We only have one Citta associated with this body, and it is the most important thing there is. Everyone across the world is the same, each with their own Citta. This is where all the turmoil comes from. If everyone looked after their own Citta, there wouldn’t be any turmoil. There would be nothing but contentment. If everyone cared for their own Citta and had Sati protect it, this would be sufficient. The reason for turmoil, confusion and entanglement is a lack of understanding of our own Heart. When none of us can take care of our Heart, there is greed and animosity, cutting through everything. All this arises from the Heart15. Just the Heart.
So, what has the Heart got? Does Lobha (greed) creep into the Heart. How could Lobha get there? Where does Dosa (anger) come into things? Does this reside in the Heart? Is there Moha (delusion) in the Heart? I don’t see where there is a storage place for these in the Heart. I don’t see the Heart as having substance. So, what has it got? The Heart is a void. It is empty. It has no substance.
People think (Lobha, Dosa and Moha) are good things but what is good about them? Anger, greed, delusion, people think themselves wonderful because of having these traits. They consider themselves to be good people. But what is good about them? How can they be wonderful? All they have are troubles and strife.
For example, our possessions.
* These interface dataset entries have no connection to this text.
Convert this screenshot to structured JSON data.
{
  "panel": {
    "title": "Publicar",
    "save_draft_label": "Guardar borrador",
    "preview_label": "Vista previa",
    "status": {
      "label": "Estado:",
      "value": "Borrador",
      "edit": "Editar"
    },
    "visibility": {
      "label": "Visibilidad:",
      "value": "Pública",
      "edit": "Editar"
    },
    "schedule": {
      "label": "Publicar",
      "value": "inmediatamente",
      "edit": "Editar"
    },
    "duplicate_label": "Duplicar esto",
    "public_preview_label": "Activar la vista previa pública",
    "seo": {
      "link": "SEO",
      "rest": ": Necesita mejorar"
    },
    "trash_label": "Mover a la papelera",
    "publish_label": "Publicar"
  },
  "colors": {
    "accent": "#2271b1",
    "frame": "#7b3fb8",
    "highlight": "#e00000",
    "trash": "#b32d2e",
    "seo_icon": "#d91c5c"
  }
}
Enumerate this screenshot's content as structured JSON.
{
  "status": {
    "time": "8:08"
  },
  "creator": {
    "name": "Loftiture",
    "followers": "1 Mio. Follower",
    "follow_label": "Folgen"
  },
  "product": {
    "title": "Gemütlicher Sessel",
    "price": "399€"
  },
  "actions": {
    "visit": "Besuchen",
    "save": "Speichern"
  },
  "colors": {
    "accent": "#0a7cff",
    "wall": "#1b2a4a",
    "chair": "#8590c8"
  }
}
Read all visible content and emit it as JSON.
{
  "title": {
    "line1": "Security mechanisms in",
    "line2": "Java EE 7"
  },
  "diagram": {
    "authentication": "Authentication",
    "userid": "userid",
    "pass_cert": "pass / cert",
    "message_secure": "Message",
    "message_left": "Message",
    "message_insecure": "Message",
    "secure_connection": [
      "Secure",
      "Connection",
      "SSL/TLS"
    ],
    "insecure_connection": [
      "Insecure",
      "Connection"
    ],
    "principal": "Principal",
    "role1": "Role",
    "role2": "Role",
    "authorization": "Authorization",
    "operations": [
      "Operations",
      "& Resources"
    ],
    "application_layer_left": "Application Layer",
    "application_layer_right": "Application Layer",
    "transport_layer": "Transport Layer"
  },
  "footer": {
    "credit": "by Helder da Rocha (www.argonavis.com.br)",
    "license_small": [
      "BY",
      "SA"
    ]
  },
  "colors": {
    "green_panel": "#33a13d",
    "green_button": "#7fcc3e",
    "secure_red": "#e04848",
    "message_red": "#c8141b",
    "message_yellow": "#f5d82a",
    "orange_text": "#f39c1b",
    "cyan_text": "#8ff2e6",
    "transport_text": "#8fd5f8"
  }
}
Lobha makes us greedy for them. What is that all about? You want to eat, consume or use them. And what is it that makes use of these possessions? It is this body, which gets large, fat and obese, isn’t it? You don’t see a problem with that, but old people are decaying by the day.
The same is true for Dosa and Māna (conceit, pride). False views arise but you think they are the real thing. You believe there is a “self”, a “me” a “them” in corporeality. Mānaditthi (conceited false views) having arisen are held onto stubbornly. What is this about? You don’t see a problem with this? Does this corporeal body not grow and expand? Is it now16 better, more special than the old one? Is it younger and prettier than the old one? Or what’s the deal if the body is not more beautiful? If all you have is a sullen look, a disfigured face or the countenance of a demon or the devil, isn’t it better just to live a good life?
Moha, delusion, is no different. Before Lobha can arise, there has to be Moha, delusion. After Moha appears greed, animosity and misunderstanding occur. I implore you to investigate and see this for yourself. When you have managed to achieve this, job done.
Moha, Dosa and Mānaditthi will cease. There will be a void, empty of anything. You dwell indifferent to everything. Isn’t this better?
Get to the Heart, the singularity. You will be happy, in good health and nothing will threaten you. There will be no inconvenience wherever you go. You won’t be attached to the world. People with Dosa and Mānaditthi are completely attached. They won’t give in and will be troubled wherever they go.
I implore you to investigate in this manner. If you examine things in the right way, this way, (your Citta) will converge and become the Heart.
That’s it for now. Investigate in this way!